Alzheimer and genetic testing for iff-spring possible? What is it? What does it predict? . and when to wean patient off).Down and Alzheimer.Transplantation: Very easy: Increase the steroids if acute rejection at 30 days for ex. I SHALL REMAIN HELPING FOR WHOMEVER NEEDS HELP. I CAN'T NAME PEOPLE BUT I'M SURE THOSE WHO I HAVE BEEN IN CONTACT WITH THROUGH THE WEBSITE OR EMAIL KNOW ME AND KNOW HOW WEL THEY CONTRIBUTED TO WHERE I AM NOW. I don't know if I will get it.Prevention of Rheumatic Fever: What antibiotic and for how long. So let us know your experience. They don't name it Zenkel. USE ME PLEASE. but tricky. as they would appear on the Step2 outline.. GUIDANCE OR SPECIFIC MEDICAL QUESTIONS. I am available for questions or more details. Meningomyelocele. . For the colleague who asked about not sholwing up to the test today please follow with us and tell us what happened.Zenkel Diverticulum: 2 Q.Achilles Tendon rupture is also called Hell Cord rupture hehehe . . Know about permissive hypercapnia in ARDS. .Didn't have much of the nephropathies. MS.Neuro: again very easy ones. . ? . SINCERELY HASSAN . which will have to go to reprocessing and paying for the test again with ECFMG. Usual stroke. I specifically asked. I am bound not to say much about the specific questions as Dr Carl reminded us again that this site is being monitored which is why I posted mostly topics. Finally: I will be available for any questions. . I KNOW AND HAVE BEEN THROUGH A LOT. Also Complications of MEch Ventilation: Barotrauma if pressurecontrolled ventilator.CSF findings in Antisocial PD. . IF I DON'T KNOW I WILL POINT YOU TO THE RIGHT RESOURCE. with a touch of care from me:) THANKS TO EVERYBODY WHO SUPPORTED ME ALL THROUGHOUT. But I feel releived I took the test.Fractures of children = Treatment: Cast. . I WISH AND HOPE IT'LL BE THE LAST WITH STEP2.2 Q on Mechanical Ventilation: Recognize indication for weaning (Type Mechanical Ventilation notes #2: don't read everything.
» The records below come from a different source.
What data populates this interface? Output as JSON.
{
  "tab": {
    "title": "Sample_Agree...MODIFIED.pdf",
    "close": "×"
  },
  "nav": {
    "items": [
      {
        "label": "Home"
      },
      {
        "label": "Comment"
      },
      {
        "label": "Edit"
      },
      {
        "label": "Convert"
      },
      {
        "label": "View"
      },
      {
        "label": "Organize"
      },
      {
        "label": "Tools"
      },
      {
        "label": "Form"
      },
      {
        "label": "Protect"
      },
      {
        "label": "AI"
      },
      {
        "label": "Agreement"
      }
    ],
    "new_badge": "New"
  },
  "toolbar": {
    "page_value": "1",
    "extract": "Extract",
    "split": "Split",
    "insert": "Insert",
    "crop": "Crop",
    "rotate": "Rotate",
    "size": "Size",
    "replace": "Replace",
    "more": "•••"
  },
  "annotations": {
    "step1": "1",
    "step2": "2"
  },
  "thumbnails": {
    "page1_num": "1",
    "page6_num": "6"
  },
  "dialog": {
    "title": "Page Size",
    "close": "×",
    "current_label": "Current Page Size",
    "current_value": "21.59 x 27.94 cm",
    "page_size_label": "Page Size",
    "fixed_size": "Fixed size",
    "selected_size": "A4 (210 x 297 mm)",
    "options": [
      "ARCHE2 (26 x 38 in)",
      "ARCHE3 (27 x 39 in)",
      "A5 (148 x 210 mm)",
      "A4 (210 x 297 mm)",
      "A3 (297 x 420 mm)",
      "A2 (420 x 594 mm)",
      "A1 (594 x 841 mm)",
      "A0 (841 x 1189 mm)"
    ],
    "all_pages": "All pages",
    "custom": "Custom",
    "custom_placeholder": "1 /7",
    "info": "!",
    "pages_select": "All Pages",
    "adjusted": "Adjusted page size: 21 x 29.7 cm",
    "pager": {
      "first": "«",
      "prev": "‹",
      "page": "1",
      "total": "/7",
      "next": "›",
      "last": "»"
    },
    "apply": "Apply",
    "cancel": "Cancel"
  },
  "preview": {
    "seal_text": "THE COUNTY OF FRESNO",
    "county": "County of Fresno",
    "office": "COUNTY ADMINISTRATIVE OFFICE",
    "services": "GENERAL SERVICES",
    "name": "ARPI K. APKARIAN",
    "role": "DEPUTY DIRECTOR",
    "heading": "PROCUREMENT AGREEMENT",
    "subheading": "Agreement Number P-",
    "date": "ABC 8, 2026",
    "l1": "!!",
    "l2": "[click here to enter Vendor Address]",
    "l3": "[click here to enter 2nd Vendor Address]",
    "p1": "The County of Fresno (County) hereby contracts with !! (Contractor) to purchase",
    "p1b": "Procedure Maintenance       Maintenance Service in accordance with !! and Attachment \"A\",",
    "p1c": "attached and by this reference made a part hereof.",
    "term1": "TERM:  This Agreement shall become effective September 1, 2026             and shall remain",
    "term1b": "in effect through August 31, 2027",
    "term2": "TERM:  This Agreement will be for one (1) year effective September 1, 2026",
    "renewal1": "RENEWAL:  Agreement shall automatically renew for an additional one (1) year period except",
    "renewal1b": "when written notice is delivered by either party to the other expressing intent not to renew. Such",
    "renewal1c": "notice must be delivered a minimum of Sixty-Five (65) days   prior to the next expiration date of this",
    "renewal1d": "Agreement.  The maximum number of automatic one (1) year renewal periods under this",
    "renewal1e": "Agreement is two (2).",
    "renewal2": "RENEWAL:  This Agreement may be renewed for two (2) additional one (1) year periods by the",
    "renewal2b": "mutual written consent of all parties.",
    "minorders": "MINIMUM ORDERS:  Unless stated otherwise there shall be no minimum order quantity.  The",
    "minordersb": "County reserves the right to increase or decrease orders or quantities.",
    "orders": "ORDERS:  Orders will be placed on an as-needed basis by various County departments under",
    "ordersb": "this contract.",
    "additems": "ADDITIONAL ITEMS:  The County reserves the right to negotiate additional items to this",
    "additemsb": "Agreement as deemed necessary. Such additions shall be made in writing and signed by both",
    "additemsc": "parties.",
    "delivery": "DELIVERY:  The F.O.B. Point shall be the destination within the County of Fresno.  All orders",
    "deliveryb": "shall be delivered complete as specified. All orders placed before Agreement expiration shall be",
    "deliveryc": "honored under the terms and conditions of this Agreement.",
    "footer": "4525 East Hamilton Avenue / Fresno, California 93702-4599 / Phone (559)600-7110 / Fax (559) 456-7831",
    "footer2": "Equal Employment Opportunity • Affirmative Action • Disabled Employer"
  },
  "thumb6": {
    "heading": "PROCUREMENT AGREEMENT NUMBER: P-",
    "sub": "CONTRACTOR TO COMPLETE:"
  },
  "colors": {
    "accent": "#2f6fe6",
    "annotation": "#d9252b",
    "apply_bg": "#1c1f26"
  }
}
Splint. The guy said at the end of each day they send the data to ECFMG including NO SHOWS. Only the modes of ventilation.